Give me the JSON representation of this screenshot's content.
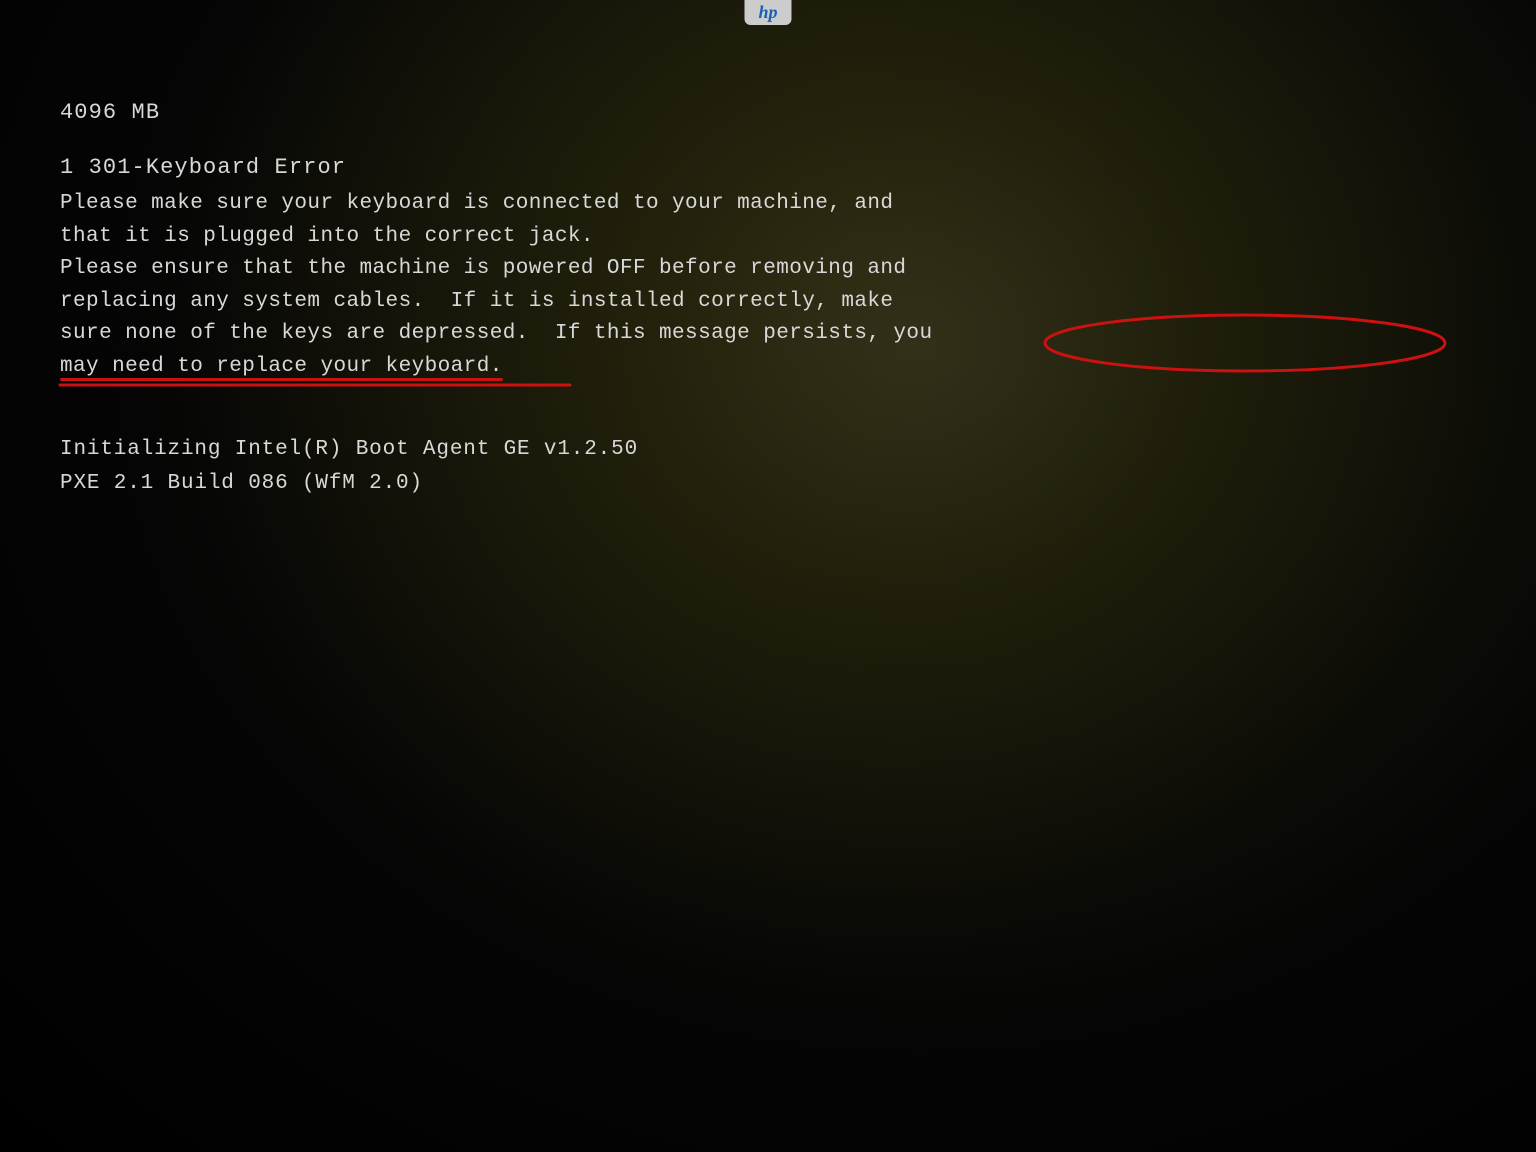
{
  "hp_logo": "hp",
  "screen": {
    "memory_line": "4096 MB",
    "error_title": "1 301-Keyboard Error",
    "error_lines": [
      "Please make sure your keyboard is connected to your machine, and",
      "that it is plugged into the correct jack.",
      "Please ensure that the machine is powered OFF before removing and",
      "replacing any system cables.  If it is installed correctly, make",
      "sure none of the keys are depressed.  If this message persists, you",
      "may need to replace your keyboard."
    ],
    "boot_lines": [
      "Initializing Intel(R) Boot Agent GE v1.2.50",
      "PXE 2.1 Build 086 (WfM 2.0)"
    ]
  }
}
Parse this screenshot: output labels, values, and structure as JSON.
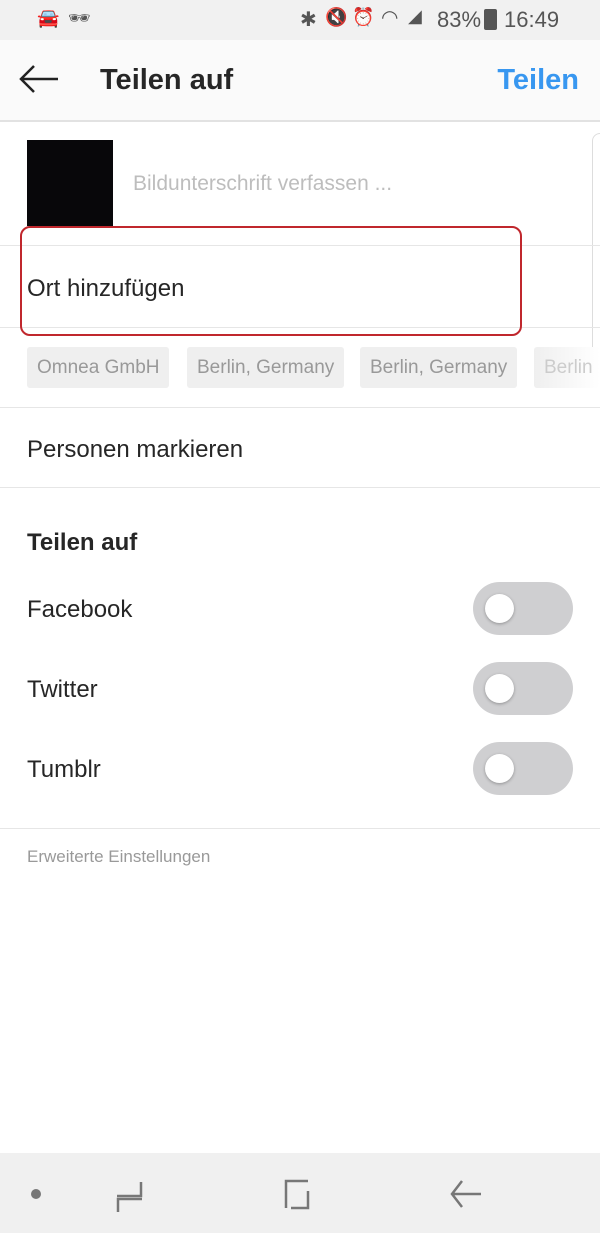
{
  "status_bar": {
    "battery": "83%",
    "time": "16:49",
    "icons": [
      "car-icon",
      "incognito-icon",
      "bluetooth-icon",
      "mute-icon",
      "alarm-icon",
      "wifi-icon",
      "signal-icon",
      "battery-charging-icon"
    ]
  },
  "header": {
    "title": "Teilen auf",
    "share_label": "Teilen",
    "accent": "#3897f0"
  },
  "caption": {
    "placeholder": "Bildunterschrift verfassen ..."
  },
  "location": {
    "label": "Ort hinzufügen",
    "highlight_color": "#c0272d",
    "suggestions": [
      "Omnea GmbH",
      "Berlin, Germany",
      "Berlin, Germany",
      "Berlin"
    ]
  },
  "tag_people": {
    "label": "Personen markieren"
  },
  "share_section": {
    "title": "Teilen auf",
    "items": [
      {
        "label": "Facebook",
        "on": false
      },
      {
        "label": "Twitter",
        "on": false
      },
      {
        "label": "Tumblr",
        "on": false
      }
    ]
  },
  "advanced": {
    "label": "Erweiterte Einstellungen"
  },
  "nav_bar": {
    "icons": [
      "dot-icon",
      "recents-icon",
      "home-icon",
      "back-icon"
    ]
  }
}
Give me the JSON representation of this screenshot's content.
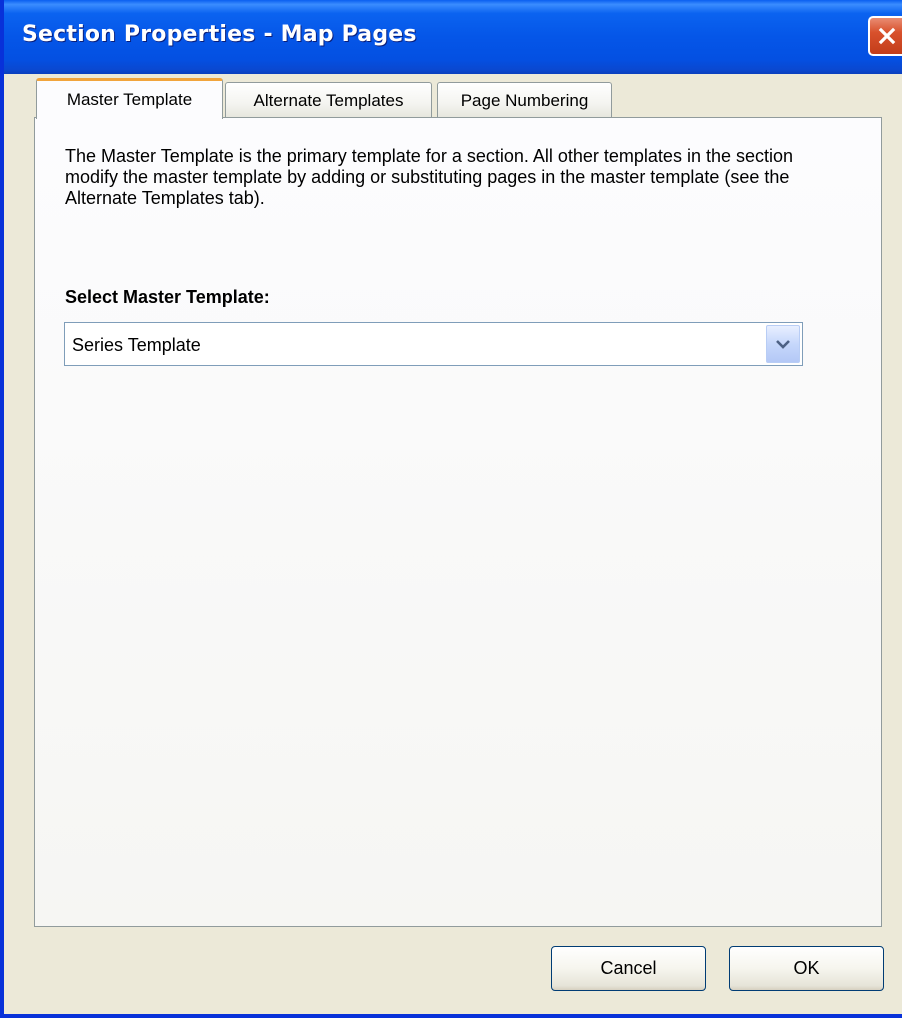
{
  "window": {
    "title": "Section Properties - Map Pages"
  },
  "tabs": [
    {
      "label": "Master Template",
      "active": true
    },
    {
      "label": "Alternate Templates",
      "active": false
    },
    {
      "label": "Page Numbering",
      "active": false
    }
  ],
  "master_tab": {
    "description": "The Master Template is the primary template for a section.  All other templates in the section modify the master template by adding or substituting pages in the master template (see the Alternate Templates tab).",
    "select_label": "Select Master Template:",
    "selected_template": "Series Template"
  },
  "buttons": {
    "cancel": "Cancel",
    "ok": "OK"
  },
  "icons": {
    "close": "close-icon",
    "dropdown": "chevron-down-icon"
  },
  "colors": {
    "titlebar": "#0556e8",
    "close_button": "#d8512c",
    "active_tab_accent": "#f1a43c",
    "window_bg": "#ece9d8"
  }
}
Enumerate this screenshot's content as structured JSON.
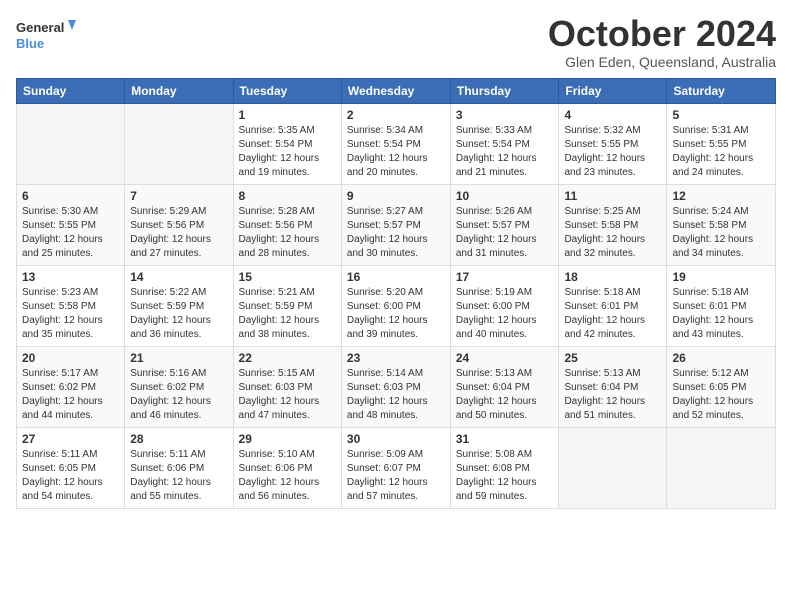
{
  "header": {
    "logo_line1": "General",
    "logo_line2": "Blue",
    "month_title": "October 2024",
    "subtitle": "Glen Eden, Queensland, Australia"
  },
  "weekdays": [
    "Sunday",
    "Monday",
    "Tuesday",
    "Wednesday",
    "Thursday",
    "Friday",
    "Saturday"
  ],
  "weeks": [
    [
      {
        "day": "",
        "sunrise": "",
        "sunset": "",
        "daylight": ""
      },
      {
        "day": "",
        "sunrise": "",
        "sunset": "",
        "daylight": ""
      },
      {
        "day": "1",
        "sunrise": "Sunrise: 5:35 AM",
        "sunset": "Sunset: 5:54 PM",
        "daylight": "Daylight: 12 hours and 19 minutes."
      },
      {
        "day": "2",
        "sunrise": "Sunrise: 5:34 AM",
        "sunset": "Sunset: 5:54 PM",
        "daylight": "Daylight: 12 hours and 20 minutes."
      },
      {
        "day": "3",
        "sunrise": "Sunrise: 5:33 AM",
        "sunset": "Sunset: 5:54 PM",
        "daylight": "Daylight: 12 hours and 21 minutes."
      },
      {
        "day": "4",
        "sunrise": "Sunrise: 5:32 AM",
        "sunset": "Sunset: 5:55 PM",
        "daylight": "Daylight: 12 hours and 23 minutes."
      },
      {
        "day": "5",
        "sunrise": "Sunrise: 5:31 AM",
        "sunset": "Sunset: 5:55 PM",
        "daylight": "Daylight: 12 hours and 24 minutes."
      }
    ],
    [
      {
        "day": "6",
        "sunrise": "Sunrise: 5:30 AM",
        "sunset": "Sunset: 5:55 PM",
        "daylight": "Daylight: 12 hours and 25 minutes."
      },
      {
        "day": "7",
        "sunrise": "Sunrise: 5:29 AM",
        "sunset": "Sunset: 5:56 PM",
        "daylight": "Daylight: 12 hours and 27 minutes."
      },
      {
        "day": "8",
        "sunrise": "Sunrise: 5:28 AM",
        "sunset": "Sunset: 5:56 PM",
        "daylight": "Daylight: 12 hours and 28 minutes."
      },
      {
        "day": "9",
        "sunrise": "Sunrise: 5:27 AM",
        "sunset": "Sunset: 5:57 PM",
        "daylight": "Daylight: 12 hours and 30 minutes."
      },
      {
        "day": "10",
        "sunrise": "Sunrise: 5:26 AM",
        "sunset": "Sunset: 5:57 PM",
        "daylight": "Daylight: 12 hours and 31 minutes."
      },
      {
        "day": "11",
        "sunrise": "Sunrise: 5:25 AM",
        "sunset": "Sunset: 5:58 PM",
        "daylight": "Daylight: 12 hours and 32 minutes."
      },
      {
        "day": "12",
        "sunrise": "Sunrise: 5:24 AM",
        "sunset": "Sunset: 5:58 PM",
        "daylight": "Daylight: 12 hours and 34 minutes."
      }
    ],
    [
      {
        "day": "13",
        "sunrise": "Sunrise: 5:23 AM",
        "sunset": "Sunset: 5:58 PM",
        "daylight": "Daylight: 12 hours and 35 minutes."
      },
      {
        "day": "14",
        "sunrise": "Sunrise: 5:22 AM",
        "sunset": "Sunset: 5:59 PM",
        "daylight": "Daylight: 12 hours and 36 minutes."
      },
      {
        "day": "15",
        "sunrise": "Sunrise: 5:21 AM",
        "sunset": "Sunset: 5:59 PM",
        "daylight": "Daylight: 12 hours and 38 minutes."
      },
      {
        "day": "16",
        "sunrise": "Sunrise: 5:20 AM",
        "sunset": "Sunset: 6:00 PM",
        "daylight": "Daylight: 12 hours and 39 minutes."
      },
      {
        "day": "17",
        "sunrise": "Sunrise: 5:19 AM",
        "sunset": "Sunset: 6:00 PM",
        "daylight": "Daylight: 12 hours and 40 minutes."
      },
      {
        "day": "18",
        "sunrise": "Sunrise: 5:18 AM",
        "sunset": "Sunset: 6:01 PM",
        "daylight": "Daylight: 12 hours and 42 minutes."
      },
      {
        "day": "19",
        "sunrise": "Sunrise: 5:18 AM",
        "sunset": "Sunset: 6:01 PM",
        "daylight": "Daylight: 12 hours and 43 minutes."
      }
    ],
    [
      {
        "day": "20",
        "sunrise": "Sunrise: 5:17 AM",
        "sunset": "Sunset: 6:02 PM",
        "daylight": "Daylight: 12 hours and 44 minutes."
      },
      {
        "day": "21",
        "sunrise": "Sunrise: 5:16 AM",
        "sunset": "Sunset: 6:02 PM",
        "daylight": "Daylight: 12 hours and 46 minutes."
      },
      {
        "day": "22",
        "sunrise": "Sunrise: 5:15 AM",
        "sunset": "Sunset: 6:03 PM",
        "daylight": "Daylight: 12 hours and 47 minutes."
      },
      {
        "day": "23",
        "sunrise": "Sunrise: 5:14 AM",
        "sunset": "Sunset: 6:03 PM",
        "daylight": "Daylight: 12 hours and 48 minutes."
      },
      {
        "day": "24",
        "sunrise": "Sunrise: 5:13 AM",
        "sunset": "Sunset: 6:04 PM",
        "daylight": "Daylight: 12 hours and 50 minutes."
      },
      {
        "day": "25",
        "sunrise": "Sunrise: 5:13 AM",
        "sunset": "Sunset: 6:04 PM",
        "daylight": "Daylight: 12 hours and 51 minutes."
      },
      {
        "day": "26",
        "sunrise": "Sunrise: 5:12 AM",
        "sunset": "Sunset: 6:05 PM",
        "daylight": "Daylight: 12 hours and 52 minutes."
      }
    ],
    [
      {
        "day": "27",
        "sunrise": "Sunrise: 5:11 AM",
        "sunset": "Sunset: 6:05 PM",
        "daylight": "Daylight: 12 hours and 54 minutes."
      },
      {
        "day": "28",
        "sunrise": "Sunrise: 5:11 AM",
        "sunset": "Sunset: 6:06 PM",
        "daylight": "Daylight: 12 hours and 55 minutes."
      },
      {
        "day": "29",
        "sunrise": "Sunrise: 5:10 AM",
        "sunset": "Sunset: 6:06 PM",
        "daylight": "Daylight: 12 hours and 56 minutes."
      },
      {
        "day": "30",
        "sunrise": "Sunrise: 5:09 AM",
        "sunset": "Sunset: 6:07 PM",
        "daylight": "Daylight: 12 hours and 57 minutes."
      },
      {
        "day": "31",
        "sunrise": "Sunrise: 5:08 AM",
        "sunset": "Sunset: 6:08 PM",
        "daylight": "Daylight: 12 hours and 59 minutes."
      },
      {
        "day": "",
        "sunrise": "",
        "sunset": "",
        "daylight": ""
      },
      {
        "day": "",
        "sunrise": "",
        "sunset": "",
        "daylight": ""
      }
    ]
  ]
}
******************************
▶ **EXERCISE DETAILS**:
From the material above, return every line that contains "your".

▶ **TASK ANSWER**:
      "Please make sure your keyboard is connected to your machine, and",
      "may need to replace your keyboard."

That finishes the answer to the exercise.